* [Data records for software interfaces]
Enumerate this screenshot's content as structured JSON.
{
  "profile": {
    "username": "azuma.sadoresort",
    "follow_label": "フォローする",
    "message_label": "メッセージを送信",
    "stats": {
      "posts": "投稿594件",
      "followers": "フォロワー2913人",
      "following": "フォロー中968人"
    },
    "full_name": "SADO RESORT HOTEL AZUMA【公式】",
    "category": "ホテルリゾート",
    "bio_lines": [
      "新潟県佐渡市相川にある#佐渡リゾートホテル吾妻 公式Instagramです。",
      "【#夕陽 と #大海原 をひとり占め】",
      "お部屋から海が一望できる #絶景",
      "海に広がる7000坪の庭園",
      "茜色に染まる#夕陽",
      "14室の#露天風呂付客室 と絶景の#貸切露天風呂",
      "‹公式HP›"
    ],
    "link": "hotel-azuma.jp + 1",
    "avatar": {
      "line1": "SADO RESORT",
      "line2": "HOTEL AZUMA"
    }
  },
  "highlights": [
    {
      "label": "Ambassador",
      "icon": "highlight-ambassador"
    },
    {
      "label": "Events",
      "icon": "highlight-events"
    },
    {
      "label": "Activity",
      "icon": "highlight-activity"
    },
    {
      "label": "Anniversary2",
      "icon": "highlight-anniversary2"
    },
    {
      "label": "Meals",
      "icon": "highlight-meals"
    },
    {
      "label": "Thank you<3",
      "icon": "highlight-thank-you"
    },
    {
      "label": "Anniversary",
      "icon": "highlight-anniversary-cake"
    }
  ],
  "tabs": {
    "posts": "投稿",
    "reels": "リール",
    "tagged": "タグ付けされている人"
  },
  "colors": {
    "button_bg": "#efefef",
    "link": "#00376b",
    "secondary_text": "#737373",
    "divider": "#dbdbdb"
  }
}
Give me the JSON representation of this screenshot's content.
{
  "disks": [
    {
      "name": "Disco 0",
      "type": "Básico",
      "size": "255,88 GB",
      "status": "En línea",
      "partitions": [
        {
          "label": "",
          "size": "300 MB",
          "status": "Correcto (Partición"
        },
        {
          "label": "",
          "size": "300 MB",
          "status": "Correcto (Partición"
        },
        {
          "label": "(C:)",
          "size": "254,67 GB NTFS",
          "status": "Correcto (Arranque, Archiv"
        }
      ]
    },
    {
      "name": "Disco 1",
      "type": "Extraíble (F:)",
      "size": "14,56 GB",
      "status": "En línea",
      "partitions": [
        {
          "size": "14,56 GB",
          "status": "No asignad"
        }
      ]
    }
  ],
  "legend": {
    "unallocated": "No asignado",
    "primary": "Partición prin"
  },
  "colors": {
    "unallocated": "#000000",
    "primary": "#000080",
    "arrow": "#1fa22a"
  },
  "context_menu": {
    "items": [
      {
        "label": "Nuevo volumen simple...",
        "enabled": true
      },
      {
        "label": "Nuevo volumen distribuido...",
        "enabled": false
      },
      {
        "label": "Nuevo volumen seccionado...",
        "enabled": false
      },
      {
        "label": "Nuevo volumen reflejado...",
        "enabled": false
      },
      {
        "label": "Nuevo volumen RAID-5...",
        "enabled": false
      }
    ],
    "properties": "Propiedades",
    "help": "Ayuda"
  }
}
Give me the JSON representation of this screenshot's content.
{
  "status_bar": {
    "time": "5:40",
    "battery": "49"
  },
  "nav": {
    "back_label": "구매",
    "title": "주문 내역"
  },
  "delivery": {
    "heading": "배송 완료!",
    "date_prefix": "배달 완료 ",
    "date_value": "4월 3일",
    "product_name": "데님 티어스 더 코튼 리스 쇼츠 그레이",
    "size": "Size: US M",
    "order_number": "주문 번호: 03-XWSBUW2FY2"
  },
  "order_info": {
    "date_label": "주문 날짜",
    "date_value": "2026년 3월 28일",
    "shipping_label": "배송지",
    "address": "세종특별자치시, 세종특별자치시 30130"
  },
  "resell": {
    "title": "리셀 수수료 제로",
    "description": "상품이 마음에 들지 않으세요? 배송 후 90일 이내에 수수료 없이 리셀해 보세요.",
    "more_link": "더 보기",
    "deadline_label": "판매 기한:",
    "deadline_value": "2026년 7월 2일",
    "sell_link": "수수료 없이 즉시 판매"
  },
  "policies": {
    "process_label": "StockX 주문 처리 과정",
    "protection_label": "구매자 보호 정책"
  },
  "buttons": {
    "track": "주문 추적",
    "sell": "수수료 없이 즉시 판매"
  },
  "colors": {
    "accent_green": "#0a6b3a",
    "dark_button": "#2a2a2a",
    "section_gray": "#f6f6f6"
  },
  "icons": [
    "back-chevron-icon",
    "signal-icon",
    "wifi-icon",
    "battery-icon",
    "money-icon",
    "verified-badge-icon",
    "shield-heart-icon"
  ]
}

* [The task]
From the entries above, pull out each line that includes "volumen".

* [Final answer]
        "label": "Nuevo volumen simple...",
        "label": "Nuevo volumen distribuido...",
        "label": "Nuevo volumen seccionado...",
        "label": "Nuevo volumen reflejado...",
        "label": "Nuevo volumen RAID-5...",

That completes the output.